[Extracted records]
________________________

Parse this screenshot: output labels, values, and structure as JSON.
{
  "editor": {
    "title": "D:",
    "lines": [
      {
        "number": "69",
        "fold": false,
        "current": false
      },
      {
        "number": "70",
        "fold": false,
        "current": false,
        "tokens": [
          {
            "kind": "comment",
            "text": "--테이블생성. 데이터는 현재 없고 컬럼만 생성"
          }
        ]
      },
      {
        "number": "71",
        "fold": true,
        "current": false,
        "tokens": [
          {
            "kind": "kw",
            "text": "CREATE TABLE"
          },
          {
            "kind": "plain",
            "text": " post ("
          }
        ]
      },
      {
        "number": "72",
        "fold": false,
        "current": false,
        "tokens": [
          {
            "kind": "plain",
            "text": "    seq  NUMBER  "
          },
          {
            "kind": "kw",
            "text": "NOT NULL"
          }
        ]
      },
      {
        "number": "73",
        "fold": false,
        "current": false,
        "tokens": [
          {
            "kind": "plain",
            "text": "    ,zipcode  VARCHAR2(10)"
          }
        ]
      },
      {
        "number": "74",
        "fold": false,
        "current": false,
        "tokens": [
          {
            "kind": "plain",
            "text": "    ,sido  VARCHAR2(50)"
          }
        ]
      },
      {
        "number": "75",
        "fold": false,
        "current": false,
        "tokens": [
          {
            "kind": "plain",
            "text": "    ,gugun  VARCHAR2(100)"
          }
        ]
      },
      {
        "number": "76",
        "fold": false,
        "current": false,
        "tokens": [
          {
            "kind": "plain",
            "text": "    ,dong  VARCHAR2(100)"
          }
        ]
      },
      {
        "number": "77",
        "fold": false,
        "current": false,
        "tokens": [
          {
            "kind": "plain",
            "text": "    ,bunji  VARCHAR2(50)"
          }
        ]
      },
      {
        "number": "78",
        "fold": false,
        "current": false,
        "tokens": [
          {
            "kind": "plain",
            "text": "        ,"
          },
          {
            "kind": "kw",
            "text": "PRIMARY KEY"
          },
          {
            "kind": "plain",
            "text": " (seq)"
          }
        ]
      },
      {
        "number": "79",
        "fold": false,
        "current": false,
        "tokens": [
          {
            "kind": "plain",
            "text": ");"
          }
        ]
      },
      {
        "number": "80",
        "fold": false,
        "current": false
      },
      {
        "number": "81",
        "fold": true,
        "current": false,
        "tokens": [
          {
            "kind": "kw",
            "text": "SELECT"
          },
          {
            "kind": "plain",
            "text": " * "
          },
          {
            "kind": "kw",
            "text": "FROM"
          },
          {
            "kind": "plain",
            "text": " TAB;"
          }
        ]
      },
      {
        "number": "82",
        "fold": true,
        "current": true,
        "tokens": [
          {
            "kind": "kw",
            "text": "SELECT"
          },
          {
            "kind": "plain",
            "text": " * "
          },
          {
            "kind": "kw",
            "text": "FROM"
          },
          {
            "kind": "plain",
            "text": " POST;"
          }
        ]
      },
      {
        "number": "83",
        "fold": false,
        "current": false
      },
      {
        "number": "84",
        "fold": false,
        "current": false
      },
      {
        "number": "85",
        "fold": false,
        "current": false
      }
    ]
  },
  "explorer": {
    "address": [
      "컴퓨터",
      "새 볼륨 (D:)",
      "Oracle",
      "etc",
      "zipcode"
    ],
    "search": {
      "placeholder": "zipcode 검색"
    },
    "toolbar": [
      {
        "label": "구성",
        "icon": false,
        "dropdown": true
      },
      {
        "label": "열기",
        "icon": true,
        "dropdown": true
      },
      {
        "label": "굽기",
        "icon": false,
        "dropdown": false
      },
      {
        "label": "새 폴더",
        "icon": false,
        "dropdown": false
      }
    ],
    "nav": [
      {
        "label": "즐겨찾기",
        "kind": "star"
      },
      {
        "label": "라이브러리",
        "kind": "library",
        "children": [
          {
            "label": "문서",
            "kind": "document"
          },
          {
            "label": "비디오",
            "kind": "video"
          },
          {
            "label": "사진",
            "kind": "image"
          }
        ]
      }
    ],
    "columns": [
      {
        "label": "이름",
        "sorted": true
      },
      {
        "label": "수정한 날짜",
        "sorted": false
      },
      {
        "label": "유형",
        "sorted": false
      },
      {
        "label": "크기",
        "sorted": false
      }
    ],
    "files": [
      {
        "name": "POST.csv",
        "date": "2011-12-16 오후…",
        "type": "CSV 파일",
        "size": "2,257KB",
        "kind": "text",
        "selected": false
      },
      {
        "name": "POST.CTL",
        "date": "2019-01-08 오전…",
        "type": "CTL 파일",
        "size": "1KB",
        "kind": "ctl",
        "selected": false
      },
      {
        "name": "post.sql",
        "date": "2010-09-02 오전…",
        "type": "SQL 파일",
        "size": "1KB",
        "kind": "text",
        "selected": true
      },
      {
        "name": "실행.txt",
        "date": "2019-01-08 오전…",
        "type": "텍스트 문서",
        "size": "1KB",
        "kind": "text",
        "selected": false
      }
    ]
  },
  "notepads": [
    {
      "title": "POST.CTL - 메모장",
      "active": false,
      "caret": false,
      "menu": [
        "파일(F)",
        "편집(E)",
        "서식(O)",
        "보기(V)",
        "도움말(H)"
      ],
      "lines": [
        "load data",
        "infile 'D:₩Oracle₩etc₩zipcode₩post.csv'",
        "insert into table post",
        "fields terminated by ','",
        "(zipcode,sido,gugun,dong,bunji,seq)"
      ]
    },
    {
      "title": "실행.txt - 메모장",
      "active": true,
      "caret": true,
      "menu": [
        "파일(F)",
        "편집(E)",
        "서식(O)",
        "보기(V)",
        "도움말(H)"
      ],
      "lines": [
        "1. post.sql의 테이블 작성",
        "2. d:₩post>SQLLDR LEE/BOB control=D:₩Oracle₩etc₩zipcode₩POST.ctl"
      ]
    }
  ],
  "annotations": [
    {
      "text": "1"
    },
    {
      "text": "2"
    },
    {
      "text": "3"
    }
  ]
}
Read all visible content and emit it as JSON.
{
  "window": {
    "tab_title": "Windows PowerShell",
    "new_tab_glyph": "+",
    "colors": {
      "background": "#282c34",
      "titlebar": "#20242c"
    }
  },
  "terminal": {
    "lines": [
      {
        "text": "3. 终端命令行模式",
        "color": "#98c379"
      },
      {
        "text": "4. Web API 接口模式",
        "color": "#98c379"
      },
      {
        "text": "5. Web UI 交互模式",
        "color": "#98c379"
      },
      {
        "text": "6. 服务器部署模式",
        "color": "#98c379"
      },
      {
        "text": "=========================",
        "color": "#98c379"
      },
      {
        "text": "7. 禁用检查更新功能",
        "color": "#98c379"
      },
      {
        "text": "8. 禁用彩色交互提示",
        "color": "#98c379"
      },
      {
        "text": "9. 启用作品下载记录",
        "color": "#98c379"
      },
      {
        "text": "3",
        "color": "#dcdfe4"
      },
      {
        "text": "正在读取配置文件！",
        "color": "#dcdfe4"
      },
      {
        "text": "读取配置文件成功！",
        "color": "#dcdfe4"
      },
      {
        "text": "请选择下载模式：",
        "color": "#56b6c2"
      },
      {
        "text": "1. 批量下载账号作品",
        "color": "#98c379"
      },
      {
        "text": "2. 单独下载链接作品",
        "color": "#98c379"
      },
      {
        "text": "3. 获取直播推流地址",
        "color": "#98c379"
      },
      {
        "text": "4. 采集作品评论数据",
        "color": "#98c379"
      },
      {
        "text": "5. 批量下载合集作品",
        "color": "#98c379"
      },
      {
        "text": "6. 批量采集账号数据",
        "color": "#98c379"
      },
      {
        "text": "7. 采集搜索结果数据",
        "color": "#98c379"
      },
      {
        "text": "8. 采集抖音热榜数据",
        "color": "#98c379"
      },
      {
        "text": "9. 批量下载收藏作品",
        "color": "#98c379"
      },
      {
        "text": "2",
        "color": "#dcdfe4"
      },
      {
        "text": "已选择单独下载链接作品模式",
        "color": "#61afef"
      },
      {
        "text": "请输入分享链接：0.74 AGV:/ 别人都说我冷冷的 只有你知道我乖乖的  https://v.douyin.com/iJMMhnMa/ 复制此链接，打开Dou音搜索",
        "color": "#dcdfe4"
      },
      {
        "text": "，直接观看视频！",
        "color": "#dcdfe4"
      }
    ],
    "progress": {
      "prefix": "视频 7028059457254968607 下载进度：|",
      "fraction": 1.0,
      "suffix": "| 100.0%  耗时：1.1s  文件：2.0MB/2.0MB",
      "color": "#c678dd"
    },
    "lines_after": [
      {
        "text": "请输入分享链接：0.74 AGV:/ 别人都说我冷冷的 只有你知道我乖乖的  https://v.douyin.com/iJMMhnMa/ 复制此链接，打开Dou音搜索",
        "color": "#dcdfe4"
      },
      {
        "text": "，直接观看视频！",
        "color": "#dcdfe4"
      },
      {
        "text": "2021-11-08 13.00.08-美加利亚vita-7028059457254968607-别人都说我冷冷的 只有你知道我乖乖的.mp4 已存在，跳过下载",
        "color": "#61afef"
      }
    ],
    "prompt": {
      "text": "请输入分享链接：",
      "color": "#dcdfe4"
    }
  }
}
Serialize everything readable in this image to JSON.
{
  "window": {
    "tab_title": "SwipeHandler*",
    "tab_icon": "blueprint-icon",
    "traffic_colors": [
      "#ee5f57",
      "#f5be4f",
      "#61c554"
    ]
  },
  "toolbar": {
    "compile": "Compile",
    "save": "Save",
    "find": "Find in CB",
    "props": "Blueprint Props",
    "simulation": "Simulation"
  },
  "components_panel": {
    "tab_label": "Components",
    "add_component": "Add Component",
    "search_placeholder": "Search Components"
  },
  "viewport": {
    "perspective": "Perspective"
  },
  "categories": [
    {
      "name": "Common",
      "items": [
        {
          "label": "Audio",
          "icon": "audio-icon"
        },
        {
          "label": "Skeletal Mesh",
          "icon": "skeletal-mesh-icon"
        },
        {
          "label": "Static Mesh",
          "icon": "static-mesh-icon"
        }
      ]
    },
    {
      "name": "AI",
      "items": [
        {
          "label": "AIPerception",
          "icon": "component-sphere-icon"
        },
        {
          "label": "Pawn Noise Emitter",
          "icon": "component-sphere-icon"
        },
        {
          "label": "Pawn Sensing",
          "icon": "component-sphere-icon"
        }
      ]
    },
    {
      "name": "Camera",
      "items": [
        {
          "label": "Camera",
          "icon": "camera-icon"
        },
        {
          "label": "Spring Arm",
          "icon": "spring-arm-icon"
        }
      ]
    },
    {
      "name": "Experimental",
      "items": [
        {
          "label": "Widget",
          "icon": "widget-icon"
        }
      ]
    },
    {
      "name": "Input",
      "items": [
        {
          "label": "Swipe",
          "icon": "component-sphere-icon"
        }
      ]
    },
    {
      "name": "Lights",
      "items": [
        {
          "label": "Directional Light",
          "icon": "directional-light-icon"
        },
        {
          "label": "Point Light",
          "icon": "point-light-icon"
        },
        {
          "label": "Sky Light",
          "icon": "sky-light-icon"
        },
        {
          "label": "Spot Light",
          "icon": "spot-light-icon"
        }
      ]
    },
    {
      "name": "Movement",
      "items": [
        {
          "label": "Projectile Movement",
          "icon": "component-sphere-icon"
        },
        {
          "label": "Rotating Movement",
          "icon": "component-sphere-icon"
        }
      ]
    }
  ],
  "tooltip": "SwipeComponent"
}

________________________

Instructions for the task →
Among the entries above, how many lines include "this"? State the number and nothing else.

Finished exercise →
2